## [Excerpted data]
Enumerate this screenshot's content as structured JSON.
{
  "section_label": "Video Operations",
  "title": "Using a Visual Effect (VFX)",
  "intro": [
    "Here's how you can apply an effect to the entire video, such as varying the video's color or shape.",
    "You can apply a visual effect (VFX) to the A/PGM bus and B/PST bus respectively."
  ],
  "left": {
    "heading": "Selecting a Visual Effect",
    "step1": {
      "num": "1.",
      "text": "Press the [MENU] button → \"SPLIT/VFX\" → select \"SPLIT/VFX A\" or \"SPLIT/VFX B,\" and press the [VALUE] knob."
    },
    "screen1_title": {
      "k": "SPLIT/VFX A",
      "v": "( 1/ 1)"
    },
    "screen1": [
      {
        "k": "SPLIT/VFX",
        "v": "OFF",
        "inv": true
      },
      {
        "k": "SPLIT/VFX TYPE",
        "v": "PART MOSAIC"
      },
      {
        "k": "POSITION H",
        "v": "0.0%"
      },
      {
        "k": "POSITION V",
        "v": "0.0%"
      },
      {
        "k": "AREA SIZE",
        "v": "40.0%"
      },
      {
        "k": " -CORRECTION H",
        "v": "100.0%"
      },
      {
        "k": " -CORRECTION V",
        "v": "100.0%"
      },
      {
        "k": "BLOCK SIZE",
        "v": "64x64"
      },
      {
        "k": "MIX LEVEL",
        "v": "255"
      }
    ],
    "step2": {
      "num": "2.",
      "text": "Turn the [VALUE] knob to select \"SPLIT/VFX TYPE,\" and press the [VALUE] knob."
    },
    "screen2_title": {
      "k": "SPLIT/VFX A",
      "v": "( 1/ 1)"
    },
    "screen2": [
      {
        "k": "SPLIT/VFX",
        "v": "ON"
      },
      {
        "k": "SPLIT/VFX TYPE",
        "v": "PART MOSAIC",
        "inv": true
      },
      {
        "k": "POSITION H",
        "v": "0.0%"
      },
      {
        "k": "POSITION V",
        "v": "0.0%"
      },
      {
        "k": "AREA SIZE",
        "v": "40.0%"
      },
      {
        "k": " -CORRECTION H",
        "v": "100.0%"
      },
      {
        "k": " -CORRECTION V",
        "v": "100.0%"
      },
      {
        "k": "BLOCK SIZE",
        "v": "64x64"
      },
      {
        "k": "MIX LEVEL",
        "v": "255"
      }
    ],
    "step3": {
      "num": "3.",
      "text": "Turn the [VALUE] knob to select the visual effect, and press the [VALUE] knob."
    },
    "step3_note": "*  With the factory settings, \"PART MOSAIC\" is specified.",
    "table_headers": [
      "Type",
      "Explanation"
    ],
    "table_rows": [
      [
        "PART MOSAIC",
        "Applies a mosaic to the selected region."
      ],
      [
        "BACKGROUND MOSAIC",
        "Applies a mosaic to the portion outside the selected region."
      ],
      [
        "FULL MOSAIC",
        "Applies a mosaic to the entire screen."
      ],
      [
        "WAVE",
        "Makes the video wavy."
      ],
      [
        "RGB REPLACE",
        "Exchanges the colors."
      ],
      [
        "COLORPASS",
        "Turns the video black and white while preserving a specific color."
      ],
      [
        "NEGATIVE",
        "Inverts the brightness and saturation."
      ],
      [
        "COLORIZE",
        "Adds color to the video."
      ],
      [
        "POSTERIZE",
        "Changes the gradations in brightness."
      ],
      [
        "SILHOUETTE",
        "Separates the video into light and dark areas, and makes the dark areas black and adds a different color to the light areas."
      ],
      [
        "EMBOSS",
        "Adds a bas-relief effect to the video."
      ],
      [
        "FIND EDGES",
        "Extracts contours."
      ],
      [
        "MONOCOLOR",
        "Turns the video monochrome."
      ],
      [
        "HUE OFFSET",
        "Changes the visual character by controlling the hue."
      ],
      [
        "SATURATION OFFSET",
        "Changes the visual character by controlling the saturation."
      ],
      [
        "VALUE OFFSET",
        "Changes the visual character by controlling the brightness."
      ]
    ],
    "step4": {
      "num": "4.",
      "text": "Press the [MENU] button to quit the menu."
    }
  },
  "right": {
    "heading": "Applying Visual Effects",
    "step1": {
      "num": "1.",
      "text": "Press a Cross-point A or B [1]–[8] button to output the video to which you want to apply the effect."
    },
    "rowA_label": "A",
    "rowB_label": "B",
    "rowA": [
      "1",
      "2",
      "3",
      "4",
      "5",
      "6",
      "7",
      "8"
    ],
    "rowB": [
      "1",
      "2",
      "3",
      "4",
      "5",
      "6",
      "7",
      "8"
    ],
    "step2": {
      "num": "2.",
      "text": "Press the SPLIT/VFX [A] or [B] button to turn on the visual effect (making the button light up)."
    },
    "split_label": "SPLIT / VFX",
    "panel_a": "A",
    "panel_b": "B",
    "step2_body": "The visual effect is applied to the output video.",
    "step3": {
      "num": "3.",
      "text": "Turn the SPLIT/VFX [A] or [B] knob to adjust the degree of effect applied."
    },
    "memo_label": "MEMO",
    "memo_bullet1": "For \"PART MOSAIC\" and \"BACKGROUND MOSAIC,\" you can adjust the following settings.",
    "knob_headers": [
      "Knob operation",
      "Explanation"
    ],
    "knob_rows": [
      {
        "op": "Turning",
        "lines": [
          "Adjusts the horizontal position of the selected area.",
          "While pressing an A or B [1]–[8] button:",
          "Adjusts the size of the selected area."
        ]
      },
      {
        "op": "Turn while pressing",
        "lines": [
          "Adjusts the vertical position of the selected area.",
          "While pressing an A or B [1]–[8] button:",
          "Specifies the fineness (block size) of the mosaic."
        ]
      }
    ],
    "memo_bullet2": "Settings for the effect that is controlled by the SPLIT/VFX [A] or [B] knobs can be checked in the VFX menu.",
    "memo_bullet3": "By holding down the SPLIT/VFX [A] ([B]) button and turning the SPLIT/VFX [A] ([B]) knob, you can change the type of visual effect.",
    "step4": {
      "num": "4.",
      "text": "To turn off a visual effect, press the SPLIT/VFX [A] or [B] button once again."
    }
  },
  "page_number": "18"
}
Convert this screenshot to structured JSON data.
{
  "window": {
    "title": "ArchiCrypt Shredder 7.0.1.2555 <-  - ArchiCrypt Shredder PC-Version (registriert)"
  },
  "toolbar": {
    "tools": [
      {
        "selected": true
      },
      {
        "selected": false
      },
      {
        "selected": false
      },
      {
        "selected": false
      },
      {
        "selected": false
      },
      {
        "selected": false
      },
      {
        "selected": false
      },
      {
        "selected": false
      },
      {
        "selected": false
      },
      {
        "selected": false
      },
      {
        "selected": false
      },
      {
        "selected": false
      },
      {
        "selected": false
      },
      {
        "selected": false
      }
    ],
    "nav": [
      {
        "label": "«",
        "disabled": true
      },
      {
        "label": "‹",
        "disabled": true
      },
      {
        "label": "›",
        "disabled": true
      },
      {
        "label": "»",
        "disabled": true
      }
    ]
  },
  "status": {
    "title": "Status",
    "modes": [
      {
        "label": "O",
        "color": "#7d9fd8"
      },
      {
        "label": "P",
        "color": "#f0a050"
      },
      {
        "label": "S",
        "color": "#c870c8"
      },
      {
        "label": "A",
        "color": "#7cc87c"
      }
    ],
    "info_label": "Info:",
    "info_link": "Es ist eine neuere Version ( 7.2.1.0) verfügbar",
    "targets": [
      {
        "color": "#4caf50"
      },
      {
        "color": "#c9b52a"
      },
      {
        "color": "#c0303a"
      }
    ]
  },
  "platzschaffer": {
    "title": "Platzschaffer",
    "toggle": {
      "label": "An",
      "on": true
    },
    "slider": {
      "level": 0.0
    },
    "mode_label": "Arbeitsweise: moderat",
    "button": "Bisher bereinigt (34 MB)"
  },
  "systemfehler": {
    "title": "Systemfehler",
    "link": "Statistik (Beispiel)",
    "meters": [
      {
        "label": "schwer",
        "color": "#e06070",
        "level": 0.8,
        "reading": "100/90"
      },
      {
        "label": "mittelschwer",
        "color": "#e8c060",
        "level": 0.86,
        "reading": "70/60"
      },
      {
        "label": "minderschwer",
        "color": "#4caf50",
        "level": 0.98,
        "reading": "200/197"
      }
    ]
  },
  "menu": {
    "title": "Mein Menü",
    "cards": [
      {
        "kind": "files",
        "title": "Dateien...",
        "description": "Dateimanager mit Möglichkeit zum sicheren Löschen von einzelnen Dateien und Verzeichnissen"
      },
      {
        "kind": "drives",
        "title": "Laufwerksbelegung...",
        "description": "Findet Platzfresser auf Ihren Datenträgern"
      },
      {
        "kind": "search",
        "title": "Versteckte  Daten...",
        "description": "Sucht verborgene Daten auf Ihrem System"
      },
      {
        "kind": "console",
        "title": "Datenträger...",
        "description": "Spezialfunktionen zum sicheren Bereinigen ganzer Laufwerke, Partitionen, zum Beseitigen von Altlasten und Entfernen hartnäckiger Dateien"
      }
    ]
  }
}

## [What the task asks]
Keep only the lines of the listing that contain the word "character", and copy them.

## [Result for this exercise]
        "Changes the visual character by controlling the hue."
        "Changes the visual character by controlling the saturation."
        "Changes the visual character by controlling the brightness."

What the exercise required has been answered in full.